The clinical judgment framework serves as a guide that gets students back on track with their thinking when momentary distracted or interrupted–it helps the student focus on what is happening and to cope better with distractions. This ability to focus (mindfulness) is basic to becoming resilient, a state in which the student will be able to accurately perceive and respond well to stressful situations by using learned clinical judgment competencies.

What can faculty do?

Faculty can teach students to focus by using a detailed clinical judgment framework that includes thinking skills (clinical judgment competencies) and not just general headings. General headings such as “Recognize Cues” or “Analyze Cues” is not enough.

For example, there are 6 cognitive processes the NCSBN will use to measure clinical judgment on the Next Gen NCLEX. These 6 cognitive processes are:

  1. Recognize Cues
  2. Analyze Cues
  3. Prioritize Hypotheses
  4. Generate Solutions
  5. Take Actions
  6. Evaluate Outcomes

Instructing the student to “Recognize Cues” without teaching the detailed thinking processes that make up that larger cognitive process does not prepare students to think. The student must have learned, and practiced using, specific thinking skills (clinical judgment competencies) to guide their thinking related to “Recognize Cues”. Here are the 5 clinical judgment competencies used when a student “Recognizes Cues”.

Getting the Information (Recognize Cues): 5 clinical judgment competencies:

  1. Determine important information to collect
  2. Scan the environment
  3. Identify signs and symptoms
  4. Assess systematically and comprehensively
  5. Ensure accurate information

Students learn these 5 clinical judgment competencies and practice using them over and over in their nursing studies in the clinical, simulation lab, and when working through case studies. This is how they learn to “recognize cues”. With practice the detailed thinking becomes automatic. That is the goal—the student will automatically use the thinking when needed in all situations, and certainly when unexpected occurrences happen.

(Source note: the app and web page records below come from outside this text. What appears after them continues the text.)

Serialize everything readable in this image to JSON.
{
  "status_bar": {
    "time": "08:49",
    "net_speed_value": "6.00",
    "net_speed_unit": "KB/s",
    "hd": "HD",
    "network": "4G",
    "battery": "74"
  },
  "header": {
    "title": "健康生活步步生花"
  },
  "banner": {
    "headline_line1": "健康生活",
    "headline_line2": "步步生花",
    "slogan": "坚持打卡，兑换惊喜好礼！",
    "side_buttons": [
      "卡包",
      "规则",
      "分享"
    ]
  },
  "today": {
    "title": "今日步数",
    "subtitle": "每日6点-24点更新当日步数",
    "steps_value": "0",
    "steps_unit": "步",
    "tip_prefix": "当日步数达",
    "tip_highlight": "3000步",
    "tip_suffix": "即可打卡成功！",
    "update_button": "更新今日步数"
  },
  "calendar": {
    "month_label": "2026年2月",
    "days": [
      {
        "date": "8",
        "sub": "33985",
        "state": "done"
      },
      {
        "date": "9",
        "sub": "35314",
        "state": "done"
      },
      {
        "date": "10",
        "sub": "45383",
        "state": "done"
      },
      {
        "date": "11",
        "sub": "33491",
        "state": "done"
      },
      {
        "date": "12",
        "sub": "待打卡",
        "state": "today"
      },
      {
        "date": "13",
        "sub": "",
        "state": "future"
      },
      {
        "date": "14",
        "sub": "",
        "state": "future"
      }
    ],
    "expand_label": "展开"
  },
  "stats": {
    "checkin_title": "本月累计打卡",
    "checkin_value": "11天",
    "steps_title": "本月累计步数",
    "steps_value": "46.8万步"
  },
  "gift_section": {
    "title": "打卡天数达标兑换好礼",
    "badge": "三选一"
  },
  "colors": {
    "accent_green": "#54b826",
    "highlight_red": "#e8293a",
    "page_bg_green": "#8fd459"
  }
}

If the student in the scenario was well-versed in a clinical judgment framework with specific thinking skills (Clinical Judgment Competencies) she would have been better prepared to focus her thinking, remain mindful, stay with the patient, and begin to implement the thinking process to collect needed information used to determine what might be wrong and what to do. Students need to learn a clinical judgment framework and have lots of practice using it so it will be used automatically. Nurses use automatic thinking; students do not, but can learn to do so.

The student in the scenario was not able to focus because she did not have a plan for doing so. She was lost about what to think and how to think, and succumbed to feelings of being incompetent and not knowing what to do. Her mind focused on her lack of ability rather than on how to think about the situation. This is a terrible place for students to be.

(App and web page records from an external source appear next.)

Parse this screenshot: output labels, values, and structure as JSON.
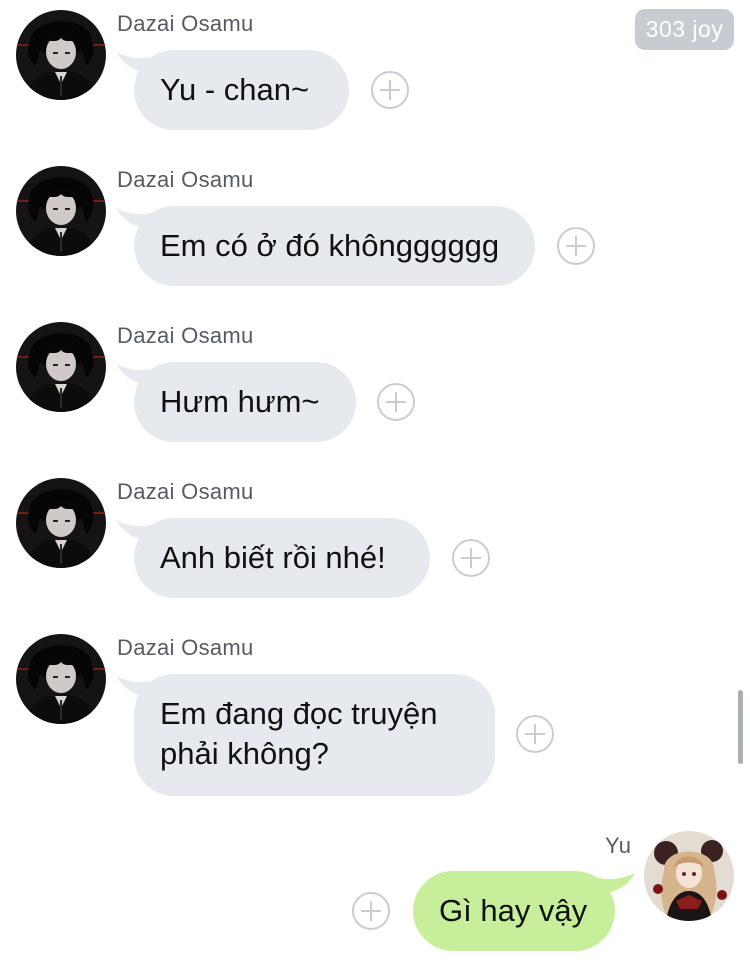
{
  "badge": {
    "text": "303 joy"
  },
  "messages": [
    {
      "sender": "Dazai Osamu",
      "text": "Yu - chan~"
    },
    {
      "sender": "Dazai Osamu",
      "text": "Em có ở đó khôngggggg"
    },
    {
      "sender": "Dazai Osamu",
      "text": "Hưm hưm~"
    },
    {
      "sender": "Dazai Osamu",
      "text": "Anh biết rồi nhé!"
    },
    {
      "sender": "Dazai Osamu",
      "text_line1": "Em đang đọc truyện",
      "text_line2": "phải không?"
    },
    {
      "sender": "Yu",
      "text": "Gì hay vậy"
    }
  ],
  "icons": {
    "add_reaction": "plus-circle-icon",
    "avatar_other": "dazai-avatar",
    "avatar_self": "yu-avatar"
  },
  "colors": {
    "incoming_bubble": "#e6e9ee",
    "outgoing_bubble": "#c7ef9b",
    "badge": "#c7ccd3"
  }
}
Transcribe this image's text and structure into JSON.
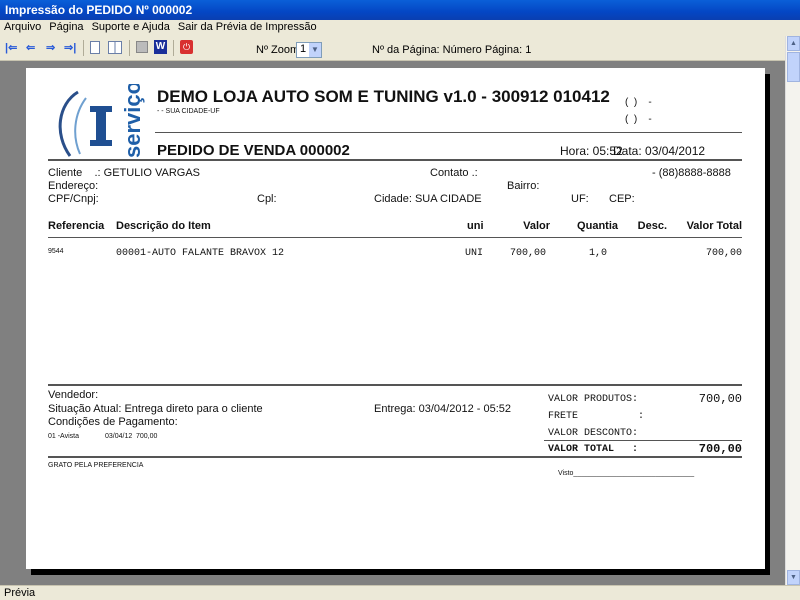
{
  "window": {
    "title": "Impressão do PEDIDO Nº 000002"
  },
  "menu": [
    "Arquivo",
    "Página",
    "Suporte e Ajuda",
    "Sair da Prévia de Impressão"
  ],
  "toolbar": {
    "zoom_label": "Nº Zoom",
    "zoom_value": "1",
    "page_label": "Nº da Página: Número Página: 1"
  },
  "status": "Prévia",
  "report": {
    "logo_text": "serviço",
    "company": "DEMO LOJA AUTO SOM E TUNING v1.0 - 300912 010412",
    "address": "- - SUA CIDADE-UF",
    "phone1": "(  )    -",
    "phone2": "(  )    -",
    "title": "PEDIDO DE VENDA 000002",
    "hora": "Hora: 05:52",
    "data": "Data: 03/04/2012",
    "cliente": "Cliente    .: GETULIO VARGAS",
    "contato": "Contato .:",
    "telefone": "- (88)8888-8888",
    "endereco": "Endereço:",
    "bairro": "Bairro:",
    "cpf": "CPF/Cnpj:",
    "cpl": "Cpl:",
    "cidade": "Cidade: SUA CIDADE",
    "uf": "UF:",
    "cep": "CEP:",
    "columns": [
      "Referencia",
      "Descrição do Item",
      "uni",
      "Valor",
      "Quantia",
      "Desc.",
      "Valor Total"
    ],
    "items": [
      {
        "ref": "9544",
        "desc": "00001-AUTO FALANTE BRAVOX 12",
        "uni": "UNI",
        "valor": "700,00",
        "qtd": "1,0",
        "desc_val": "",
        "total": "700,00"
      }
    ],
    "vendedor": "Vendedor:",
    "situacao": "Situação Atual: Entrega direto para o cliente",
    "entrega": "Entrega: 03/04/2012 - 05:52",
    "condicoes": "Condições de Pagamento:",
    "parcela": {
      "tipo": "01 -Avista",
      "data": "03/04/12",
      "valor": "700,00"
    },
    "totais": [
      {
        "label": "VALOR PRODUTOS:",
        "value": "700,00"
      },
      {
        "label": "FRETE          :",
        "value": ""
      },
      {
        "label": "VALOR DESCONTO:",
        "value": ""
      },
      {
        "label": "VALOR TOTAL   :",
        "value": "700,00"
      }
    ],
    "grato": "GRATO PELA PREFERENCIA",
    "visto": "Visto_______________________________"
  }
}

Learning a complete clinical judgment framework prepares students with a way to focus their thinking to do what they need to do rather than flee the situation.

Using specific clinical judgment competencies organized in a framework keeps the nurse focused. Focused thinking is a characteristic of mindfulness; mindfulness contributes to resiliency. A resilient nurse is able to accurately perceive (read and understand) a situation, stay calm, remain in control of their thinking, and respond well in stressful situations.

Let’s look at the topic of clinical judgment as more than a way to prepare students for the Next Generation NCLEX, but also as a way to prepare students with the clinical judgment competencies they need when faced with unexpected occurrences. This has become a major responsibility of nursing faculty and now we know how to do it!

Note: Much of the content in this blog are excerpts from Think Like a Nurse: The Caputi Method for Learning Clinical Judgment.

Hanson, R. (2018). Resilient. Harmony Book.

Sheridan, C. (2016). The mindful nurse: Using the power of mindfulness and compassion to help you think in your work. Rivertime Press.

Sieg, D. (2020). 7 habits of highly resilient nurses, Sigma Theta Tau Nursing Center.